In this exercise, every entry below is to be reproduced word for word.

BEGIN

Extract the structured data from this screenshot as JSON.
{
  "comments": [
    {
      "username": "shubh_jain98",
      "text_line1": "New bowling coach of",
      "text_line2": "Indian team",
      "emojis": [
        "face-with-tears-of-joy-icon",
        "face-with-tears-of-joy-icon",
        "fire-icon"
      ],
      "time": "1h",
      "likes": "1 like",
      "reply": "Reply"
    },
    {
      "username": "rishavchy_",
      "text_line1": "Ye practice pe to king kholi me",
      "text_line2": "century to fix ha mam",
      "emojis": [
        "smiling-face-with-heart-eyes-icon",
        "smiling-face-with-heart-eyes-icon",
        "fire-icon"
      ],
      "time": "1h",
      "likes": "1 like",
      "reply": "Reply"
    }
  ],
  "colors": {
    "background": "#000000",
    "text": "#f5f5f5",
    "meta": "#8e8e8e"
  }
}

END

▶ **RESULT OF THE EXERCISE**:
Extract the structured data from this screenshot as JSON.
{
  "comments": [
    {
      "username": "shubh_jain98",
      "text_line1": "New bowling coach of",
      "text_line2": "Indian team",
      "emojis": [
        "face-with-tears-of-joy-icon",
        "face-with-tears-of-joy-icon",
        "fire-icon"
      ],
      "time": "1h",
      "likes": "1 like",
      "reply": "Reply"
    },
    {
      "username": "rishavchy_",
      "text_line1": "Ye practice pe to king kholi me",
      "text_line2": "century to fix ha mam",
      "emojis": [
        "smiling-face-with-heart-eyes-icon",
        "smiling-face-with-heart-eyes-icon",
        "fire-icon"
      ],
      "time": "1h",
      "likes": "1 like",
      "reply": "Reply"
    }
  ],
  "colors": {
    "background": "#000000",
    "text": "#f5f5f5",
    "meta": "#8e8e8e"
  }
}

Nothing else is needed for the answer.